      Like

  6. Nice job! In your pre-test questionnaire for participants, did you ask about previous rehab or physical therapy for their ankle sprains? Were there participants who had multiple recurring ankle sprains on the same ankle?

    Like

    • Thanks for the question! We had a yes or no question regarding previous rehab for the ankle sprain; however, we did not look into duration of treatment or anything more specific. There were patients who had multiple reoccurring sprains on the affected side, but we did not see any impact on our results. We did not specifically ask how many times the patient sprained their ankle, but we did ensure they never sprained the opposite ankle.

      Like

  7. I like that your poster information is very concise and easily understood! My question for you; what is the advantage of using this tool in clinical, as opposed to the cheaper option of taping a ruler to the floor and to the wall? Will you personally utilize this tool in your practice if it is made available for purchase?

    Like

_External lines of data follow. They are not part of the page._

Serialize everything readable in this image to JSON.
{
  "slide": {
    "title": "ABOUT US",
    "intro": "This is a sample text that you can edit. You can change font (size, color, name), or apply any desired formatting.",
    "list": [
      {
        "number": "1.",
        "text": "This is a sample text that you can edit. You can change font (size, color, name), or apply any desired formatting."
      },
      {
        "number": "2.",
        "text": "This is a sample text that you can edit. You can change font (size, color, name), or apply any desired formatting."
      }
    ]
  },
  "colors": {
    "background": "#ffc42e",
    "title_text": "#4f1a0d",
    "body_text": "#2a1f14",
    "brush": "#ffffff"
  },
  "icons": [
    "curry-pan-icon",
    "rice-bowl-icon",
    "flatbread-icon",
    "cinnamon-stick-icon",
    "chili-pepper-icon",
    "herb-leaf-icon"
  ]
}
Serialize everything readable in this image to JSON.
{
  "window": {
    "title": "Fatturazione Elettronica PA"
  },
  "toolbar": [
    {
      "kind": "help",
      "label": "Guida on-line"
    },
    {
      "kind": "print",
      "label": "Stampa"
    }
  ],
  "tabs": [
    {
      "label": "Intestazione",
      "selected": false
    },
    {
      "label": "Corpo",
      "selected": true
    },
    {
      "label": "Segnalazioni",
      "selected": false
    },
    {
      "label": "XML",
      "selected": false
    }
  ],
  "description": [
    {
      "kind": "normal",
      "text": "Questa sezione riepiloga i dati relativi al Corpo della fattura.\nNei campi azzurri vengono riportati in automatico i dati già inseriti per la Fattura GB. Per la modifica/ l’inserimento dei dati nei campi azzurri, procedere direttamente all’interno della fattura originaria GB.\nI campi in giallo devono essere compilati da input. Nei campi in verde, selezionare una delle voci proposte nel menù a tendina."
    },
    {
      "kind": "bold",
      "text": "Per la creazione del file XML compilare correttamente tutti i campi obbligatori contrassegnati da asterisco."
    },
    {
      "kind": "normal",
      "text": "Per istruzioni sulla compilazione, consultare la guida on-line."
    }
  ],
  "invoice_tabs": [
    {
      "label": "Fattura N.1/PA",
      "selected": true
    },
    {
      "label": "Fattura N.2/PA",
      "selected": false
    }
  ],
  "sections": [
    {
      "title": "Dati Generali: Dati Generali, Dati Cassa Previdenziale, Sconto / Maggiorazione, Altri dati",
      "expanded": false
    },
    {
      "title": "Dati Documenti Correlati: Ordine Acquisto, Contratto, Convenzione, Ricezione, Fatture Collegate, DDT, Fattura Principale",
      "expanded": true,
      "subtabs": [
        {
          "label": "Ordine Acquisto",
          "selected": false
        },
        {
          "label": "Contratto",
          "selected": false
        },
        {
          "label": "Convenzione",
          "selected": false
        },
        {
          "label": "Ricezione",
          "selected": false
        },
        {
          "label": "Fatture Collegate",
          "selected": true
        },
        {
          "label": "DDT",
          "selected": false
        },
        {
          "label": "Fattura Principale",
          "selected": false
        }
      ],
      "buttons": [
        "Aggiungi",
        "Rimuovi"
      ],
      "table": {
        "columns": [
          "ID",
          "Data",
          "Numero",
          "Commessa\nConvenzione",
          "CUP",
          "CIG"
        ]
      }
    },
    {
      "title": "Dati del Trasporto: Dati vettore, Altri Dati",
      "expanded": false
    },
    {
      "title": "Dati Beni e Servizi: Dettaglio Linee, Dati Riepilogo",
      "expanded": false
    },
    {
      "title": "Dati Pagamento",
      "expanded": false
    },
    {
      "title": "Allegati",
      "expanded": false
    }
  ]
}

  8. Thanks for the question Micah. The advantage of this tool is that it has multiple uses. While you are correct that you could use a ruler on the wall, you would still need to place something on top of the individuals head to assess where they fall at on the ruler. In doing so, you would also have to take into consideration that it should be perfectly perpendicular to the wall; otherwise the measurement would not be accurate. With the rehab ruler, the portion that flips out and rests on the individuals head is exactly 90 degrees from vertical; ensuring an accurate measurement during the functional heel rise test. Throughout our time spent with Dr. Ness we have seen a few different variations of the rehab ruler, with some being comprised of entirely 3D printed parts. So if this tool were to become available for purchase and was at a reasonable price point, I believe that I would utilize it in my own practice.

    Like

Leave a Reply

Fill in your details below or click an icon to log in:

WordPress.com Logo

You are commenting using your WordPress.com account. Log Out /  Change )

Twitter picture

You are commenting using your Twitter account. Log Out /  Change )

Facebook photo

You are commenting using your Facebook account. Log Out /  Change )

Connecting to %s